__Description of the task__. When a line below contains the word "ClosetSpeechText", copy that line.
───── Information supplied
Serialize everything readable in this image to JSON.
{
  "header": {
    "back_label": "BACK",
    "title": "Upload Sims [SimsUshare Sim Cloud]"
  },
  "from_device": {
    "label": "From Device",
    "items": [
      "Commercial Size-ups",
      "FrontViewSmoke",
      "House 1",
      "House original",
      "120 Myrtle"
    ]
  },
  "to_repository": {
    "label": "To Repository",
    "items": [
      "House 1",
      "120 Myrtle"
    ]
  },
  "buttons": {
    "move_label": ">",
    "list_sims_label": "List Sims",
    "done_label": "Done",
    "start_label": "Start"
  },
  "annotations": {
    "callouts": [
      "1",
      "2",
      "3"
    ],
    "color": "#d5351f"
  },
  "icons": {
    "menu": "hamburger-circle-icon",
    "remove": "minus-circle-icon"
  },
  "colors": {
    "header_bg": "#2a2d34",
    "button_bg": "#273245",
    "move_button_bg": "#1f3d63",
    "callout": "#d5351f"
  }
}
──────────
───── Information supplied
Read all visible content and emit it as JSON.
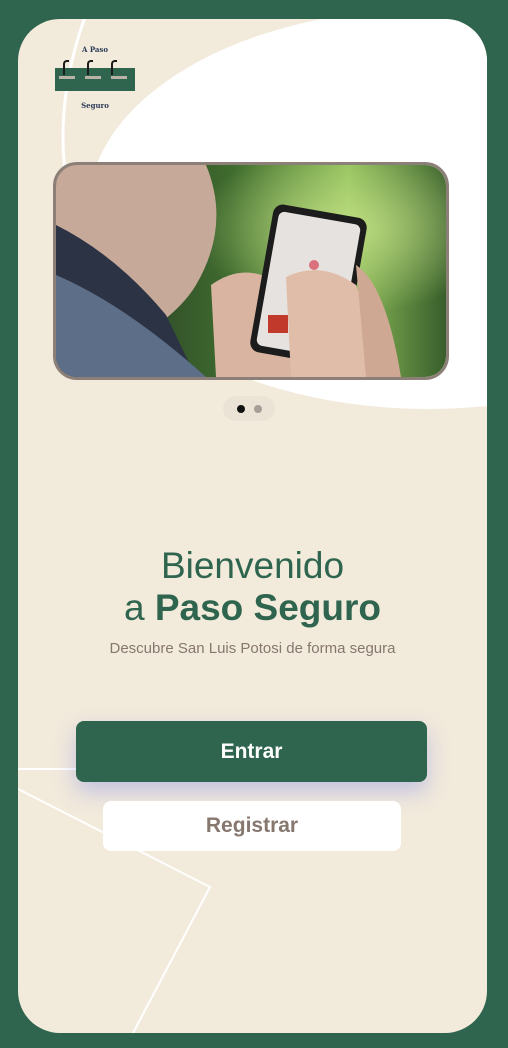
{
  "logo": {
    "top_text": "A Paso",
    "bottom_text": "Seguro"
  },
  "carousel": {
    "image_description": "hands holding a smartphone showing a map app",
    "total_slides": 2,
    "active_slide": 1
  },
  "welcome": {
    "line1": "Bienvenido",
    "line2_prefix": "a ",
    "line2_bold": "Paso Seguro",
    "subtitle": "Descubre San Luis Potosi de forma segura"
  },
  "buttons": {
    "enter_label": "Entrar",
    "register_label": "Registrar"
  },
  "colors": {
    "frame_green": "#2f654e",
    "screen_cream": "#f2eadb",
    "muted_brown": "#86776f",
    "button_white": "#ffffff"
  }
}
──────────
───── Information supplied
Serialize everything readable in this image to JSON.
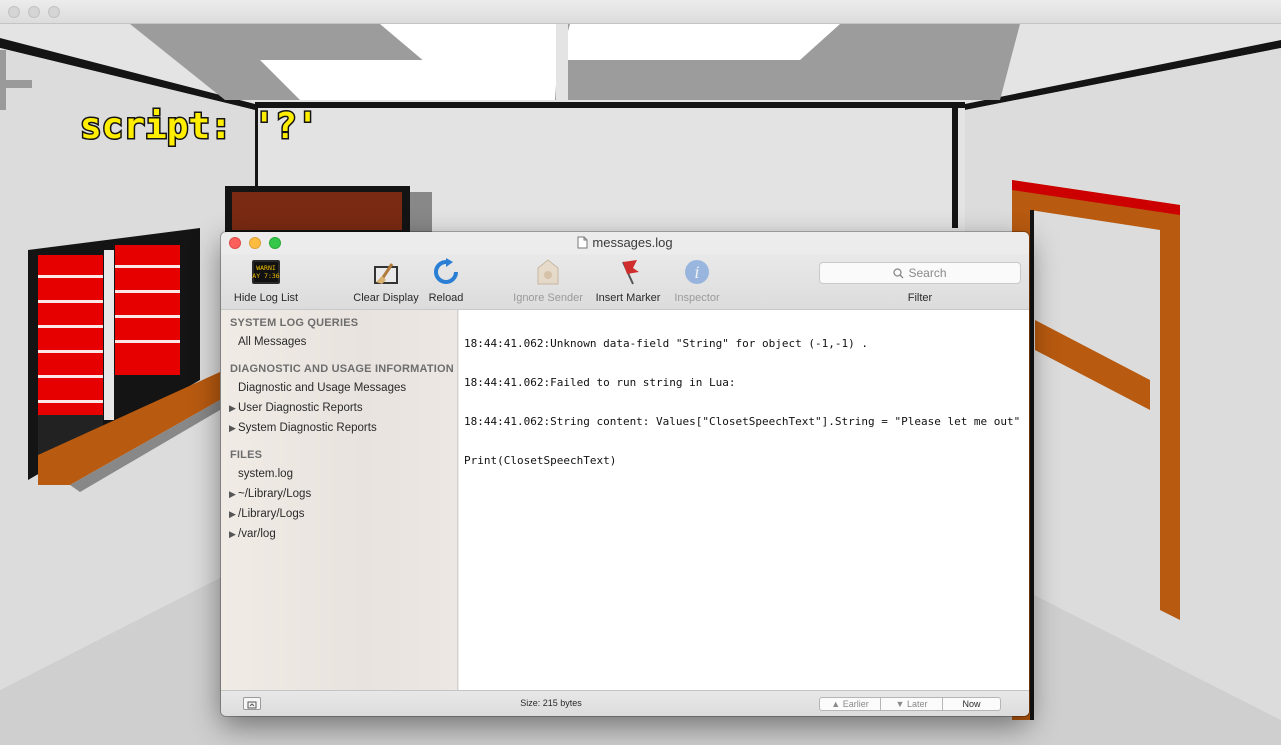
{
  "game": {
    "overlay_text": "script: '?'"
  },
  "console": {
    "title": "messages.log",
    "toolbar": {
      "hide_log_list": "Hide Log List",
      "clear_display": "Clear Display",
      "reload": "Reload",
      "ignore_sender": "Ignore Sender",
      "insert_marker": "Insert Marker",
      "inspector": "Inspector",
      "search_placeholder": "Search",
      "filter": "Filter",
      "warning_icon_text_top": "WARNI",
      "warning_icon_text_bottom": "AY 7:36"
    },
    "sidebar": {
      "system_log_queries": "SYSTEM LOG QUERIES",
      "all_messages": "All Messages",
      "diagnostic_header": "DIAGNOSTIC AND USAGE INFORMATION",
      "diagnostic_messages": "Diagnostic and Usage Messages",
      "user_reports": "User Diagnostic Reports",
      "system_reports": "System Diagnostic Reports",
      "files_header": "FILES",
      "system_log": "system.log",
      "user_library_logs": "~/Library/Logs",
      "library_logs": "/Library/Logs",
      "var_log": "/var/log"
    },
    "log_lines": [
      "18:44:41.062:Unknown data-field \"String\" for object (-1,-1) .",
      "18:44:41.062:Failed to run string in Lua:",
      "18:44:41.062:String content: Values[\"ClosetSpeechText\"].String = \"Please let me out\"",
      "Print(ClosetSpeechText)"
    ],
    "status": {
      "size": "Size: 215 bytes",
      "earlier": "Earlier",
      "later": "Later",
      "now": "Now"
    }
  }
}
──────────
__Output of the exercise__.
      "18:44:41.062:String content: Values[\"ClosetSpeechText\"].String = \"Please let me out\"",
      "Print(ClosetSpeechText)"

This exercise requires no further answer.